If you are building a speedster or a car that will be used in parades on 100-degree days, we recommend our more efficient flat-tube core. The elongated "flat" tube core design increases heat transfer surface area and provides improved cooling capacity. Unfortunately we cannot guarantee the fitment of 100 year old caps. Aftermarket caps are test fit and available for ~$20.
Features of the 1924-27 Model T High Style Radiator include:
Modern efficient copper core design with 6 fins per inch
3/4" seamless weld tubes in a staggered array to disrupt airflow laterally
Tubes have 2.93 times the internal surface area of Ford's original design
Galvanized steel bar runs through lower part of core for support
Die stamped three piece brass top tanks with model correct die stampings
Drawn brass bottom tanks with relief for crank
Galvanized steel sidewalls to resist rust
Cast red brass rod support
Internal baffle in top tank to prevent cooling loss
Properly offset cast red brass inlet
Polished nickel plated filler neck (Chrome available upon request)

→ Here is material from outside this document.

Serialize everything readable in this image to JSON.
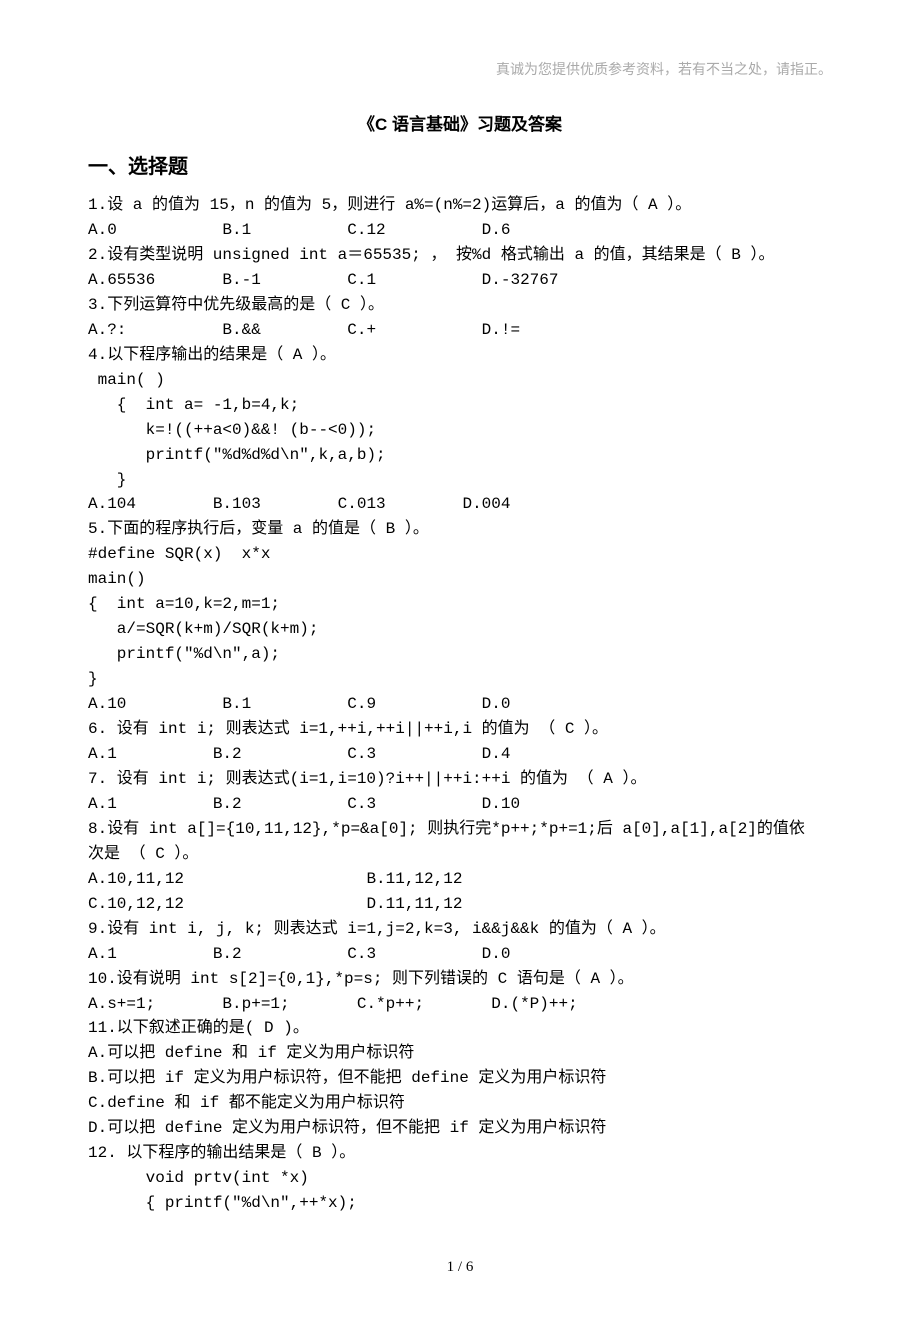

Upper shell mount brackets included with radiator
Painted flat black to aid in heat exchange
Made in the USA
Ford transitioned from low style to high style in August 1923. Confirm your header-to-header measurement of 18-3/8" before ordering a "Hi" style radiator.
The infamous thin core radiator of 1926-1927
In 1926 and 1927 Ford engineers introduced a radiator with three rows of offset tubes. This effort to contain cost was intended for cooler climates but it failed to cool the engines and complaints rolled in from the branches, dealers and customers. The Ford engineers responded first with a one inch longer fan hub (part 3296C) which advanced the fan to the radiator, then an angle change to the fan blades and finally a fourth row of tubes. Ultimately, the radiator was abandoned. These radiators can be identified principally by the thinner core, depth, the absence of the crossbar which runs through the core at the point where the mounting brackets and two wire tabs along the lower tank.
While we can make the core to match the dimensions of this experimental radiator we recommend the fan hub 3296C be exchanged for the shorter hub 3296B and thinner experimental core be replaced with the better cooling 2-5/8” core depth with bar.
Learn more about The Ford Cooling System